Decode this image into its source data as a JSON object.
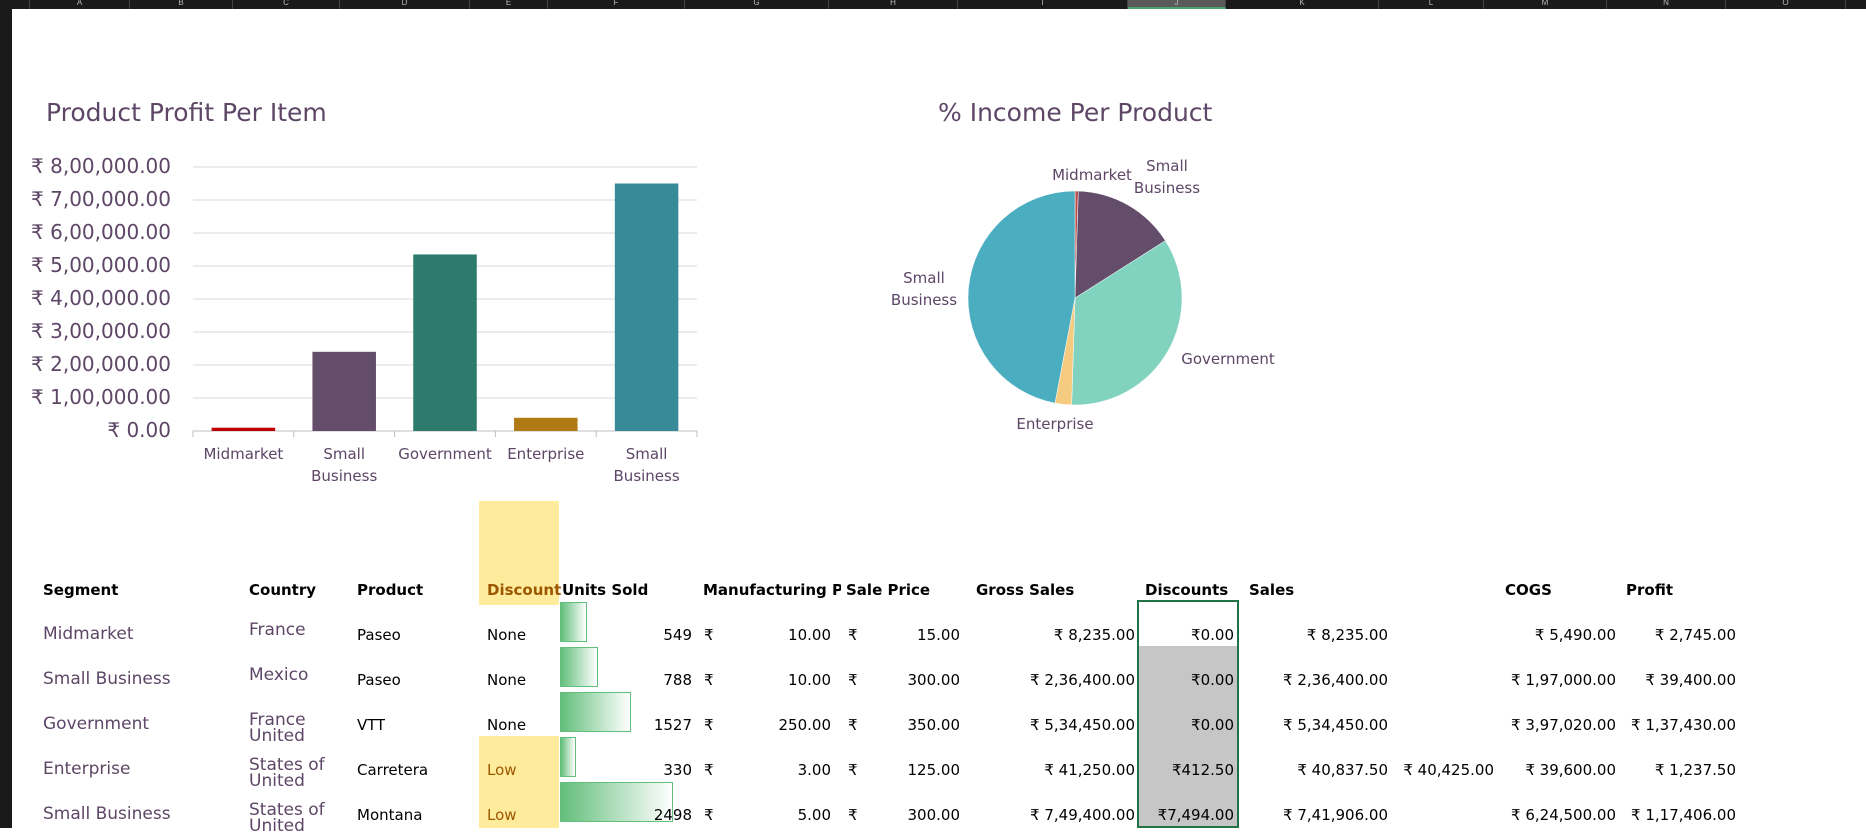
{
  "columns": [
    "A",
    "B",
    "C",
    "D",
    "E",
    "F",
    "G",
    "H",
    "I",
    "J",
    "K",
    "L",
    "M",
    "N",
    "O"
  ],
  "bar_chart_title": "Product Profit Per Item",
  "pie_chart_title": "% Income Per Product",
  "chart_data": [
    {
      "type": "bar",
      "title": "Product Profit Per Item",
      "categories": [
        "Midmarket",
        "Small Business",
        "Government",
        "Enterprise",
        "Small Business"
      ],
      "values": [
        10000,
        240000,
        535000,
        40000,
        750000
      ],
      "colors": [
        "#c00000",
        "#634d6b",
        "#2c7b6c",
        "#b07b14",
        "#378b99"
      ],
      "ylim": [
        0,
        800000
      ],
      "ytick_labels": [
        "₹ 8,00,000.00",
        "₹ 7,00,000.00",
        "₹ 6,00,000.00",
        "₹ 5,00,000.00",
        "₹ 4,00,000.00",
        "₹ 3,00,000.00",
        "₹ 2,00,000.00",
        "₹ 1,00,000.00",
        "₹ 0.00"
      ],
      "grid": true
    },
    {
      "type": "pie",
      "title": "% Income Per Product",
      "labels": [
        "Midmarket",
        "Small Business",
        "Government",
        "Enterprise",
        "Small Business"
      ],
      "values": [
        0.5,
        15.5,
        34.5,
        2.5,
        47
      ],
      "colors": [
        "#c0504d",
        "#634d6b",
        "#82d2c0",
        "#f5cc7f",
        "#4badc0"
      ]
    }
  ],
  "table": {
    "headers": {
      "segment": "Segment",
      "country": "Country",
      "product": "Product",
      "discount": "Discount",
      "units": "Units Sold",
      "mfg": "Manufacturing Pri",
      "sale": "Sale Price",
      "gross": "Gross Sales",
      "discounts": "Discounts",
      "sales": "Sales",
      "cogs": "COGS",
      "profit": "Profit"
    },
    "rows": [
      {
        "segment": "Midmarket",
        "country1": "France",
        "country2": "",
        "product": "Paseo",
        "discount": "None",
        "units": "549",
        "unit_frac": 0.24,
        "cur1": "₹",
        "mfg": "10.00",
        "cur2": "₹",
        "sale": "15.00",
        "gross": "₹ 8,235.00",
        "discounts": "₹0.00",
        "sales": "₹ 8,235.00",
        "extra": "",
        "cogs": "₹ 5,490.00",
        "profit": "₹ 2,745.00"
      },
      {
        "segment": "Small Business",
        "country1": "Mexico",
        "country2": "",
        "product": "Paseo",
        "discount": "None",
        "units": "788",
        "unit_frac": 0.34,
        "cur1": "₹",
        "mfg": "10.00",
        "cur2": "₹",
        "sale": "300.00",
        "gross": "₹ 2,36,400.00",
        "discounts": "₹0.00",
        "sales": "₹ 2,36,400.00",
        "extra": "",
        "cogs": "₹ 1,97,000.00",
        "profit": "₹ 39,400.00"
      },
      {
        "segment": "Government",
        "country1": "France",
        "country2": "United",
        "product": "VTT",
        "discount": "None",
        "units": "1527",
        "unit_frac": 0.63,
        "cur1": "₹",
        "mfg": "250.00",
        "cur2": "₹",
        "sale": "350.00",
        "gross": "₹ 5,34,450.00",
        "discounts": "₹0.00",
        "sales": "₹ 5,34,450.00",
        "extra": "",
        "cogs": "₹ 3,97,020.00",
        "profit": "₹ 1,37,430.00"
      },
      {
        "segment": "Enterprise",
        "country1": "States of",
        "country2": "United",
        "product": "Carretera",
        "discount": "Low",
        "units": "330",
        "unit_frac": 0.14,
        "cur1": "₹",
        "mfg": "3.00",
        "cur2": "₹",
        "sale": "125.00",
        "gross": "₹ 41,250.00",
        "discounts": "₹412.50",
        "sales": "₹ 40,837.50",
        "extra": "₹ 40,425.00",
        "cogs": "₹ 39,600.00",
        "profit": "₹ 1,237.50"
      },
      {
        "segment": "Small Business",
        "country1": "States of",
        "country2": "United",
        "product": "Montana",
        "discount": "Low",
        "units": "2498",
        "unit_frac": 1.0,
        "cur1": "₹",
        "mfg": "5.00",
        "cur2": "₹",
        "sale": "300.00",
        "gross": "₹ 7,49,400.00",
        "discounts": "₹7,494.00",
        "sales": "₹ 7,41,906.00",
        "extra": "",
        "cogs": "₹ 6,24,500.00",
        "profit": "₹ 1,17,406.00"
      }
    ]
  }
}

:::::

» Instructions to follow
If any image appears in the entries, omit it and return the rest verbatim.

» Exercise result
Decode this image into its source data as a JSON object.
{
  "columns": [
    "A",
    "B",
    "C",
    "D",
    "E",
    "F",
    "G",
    "H",
    "I",
    "J",
    "K",
    "L",
    "M",
    "N",
    "O"
  ],
  "bar_chart_title": "Product Profit Per Item",
  "pie_chart_title": "% Income Per Product",
  "chart_data": [
    {
      "type": "bar",
      "title": "Product Profit Per Item",
      "categories": [
        "Midmarket",
        "Small Business",
        "Government",
        "Enterprise",
        "Small Business"
      ],
      "values": [
        10000,
        240000,
        535000,
        40000,
        750000
      ],
      "colors": [
        "#c00000",
        "#634d6b",
        "#2c7b6c",
        "#b07b14",
        "#378b99"
      ],
      "ylim": [
        0,
        800000
      ],
      "ytick_labels": [
        "₹ 8,00,000.00",
        "₹ 7,00,000.00",
        "₹ 6,00,000.00",
        "₹ 5,00,000.00",
        "₹ 4,00,000.00",
        "₹ 3,00,000.00",
        "₹ 2,00,000.00",
        "₹ 1,00,000.00",
        "₹ 0.00"
      ],
      "grid": true
    },
    {
      "type": "pie",
      "title": "% Income Per Product",
      "labels": [
        "Midmarket",
        "Small Business",
        "Government",
        "Enterprise",
        "Small Business"
      ],
      "values": [
        0.5,
        15.5,
        34.5,
        2.5,
        47
      ],
      "colors": [
        "#c0504d",
        "#634d6b",
        "#82d2c0",
        "#f5cc7f",
        "#4badc0"
      ]
    }
  ],
  "table": {
    "headers": {
      "segment": "Segment",
      "country": "Country",
      "product": "Product",
      "discount": "Discount",
      "units": "Units Sold",
      "mfg": "Manufacturing Pri",
      "sale": "Sale Price",
      "gross": "Gross Sales",
      "discounts": "Discounts",
      "sales": "Sales",
      "cogs": "COGS",
      "profit": "Profit"
    },
    "rows": [
      {
        "segment": "Midmarket",
        "country1": "France",
        "country2": "",
        "product": "Paseo",
        "discount": "None",
        "units": "549",
        "unit_frac": 0.24,
        "cur1": "₹",
        "mfg": "10.00",
        "cur2": "₹",
        "sale": "15.00",
        "gross": "₹ 8,235.00",
        "discounts": "₹0.00",
        "sales": "₹ 8,235.00",
        "extra": "",
        "cogs": "₹ 5,490.00",
        "profit": "₹ 2,745.00"
      },
      {
        "segment": "Small Business",
        "country1": "Mexico",
        "country2": "",
        "product": "Paseo",
        "discount": "None",
        "units": "788",
        "unit_frac": 0.34,
        "cur1": "₹",
        "mfg": "10.00",
        "cur2": "₹",
        "sale": "300.00",
        "gross": "₹ 2,36,400.00",
        "discounts": "₹0.00",
        "sales": "₹ 2,36,400.00",
        "extra": "",
        "cogs": "₹ 1,97,000.00",
        "profit": "₹ 39,400.00"
      },
      {
        "segment": "Government",
        "country1": "France",
        "country2": "United",
        "product": "VTT",
        "discount": "None",
        "units": "1527",
        "unit_frac": 0.63,
        "cur1": "₹",
        "mfg": "250.00",
        "cur2": "₹",
        "sale": "350.00",
        "gross": "₹ 5,34,450.00",
        "discounts": "₹0.00",
        "sales": "₹ 5,34,450.00",
        "extra": "",
        "cogs": "₹ 3,97,020.00",
        "profit": "₹ 1,37,430.00"
      },
      {
        "segment": "Enterprise",
        "country1": "States of",
        "country2": "United",
        "product": "Carretera",
        "discount": "Low",
        "units": "330",
        "unit_frac": 0.14,
        "cur1": "₹",
        "mfg": "3.00",
        "cur2": "₹",
        "sale": "125.00",
        "gross": "₹ 41,250.00",
        "discounts": "₹412.50",
        "sales": "₹ 40,837.50",
        "extra": "₹ 40,425.00",
        "cogs": "₹ 39,600.00",
        "profit": "₹ 1,237.50"
      },
      {
        "segment": "Small Business",
        "country1": "States of",
        "country2": "United",
        "product": "Montana",
        "discount": "Low",
        "units": "2498",
        "unit_frac": 1.0,
        "cur1": "₹",
        "mfg": "5.00",
        "cur2": "₹",
        "sale": "300.00",
        "gross": "₹ 7,49,400.00",
        "discounts": "₹7,494.00",
        "sales": "₹ 7,41,906.00",
        "extra": "",
        "cogs": "₹ 6,24,500.00",
        "profit": "₹ 1,17,406.00"
      }
    ]
  }
}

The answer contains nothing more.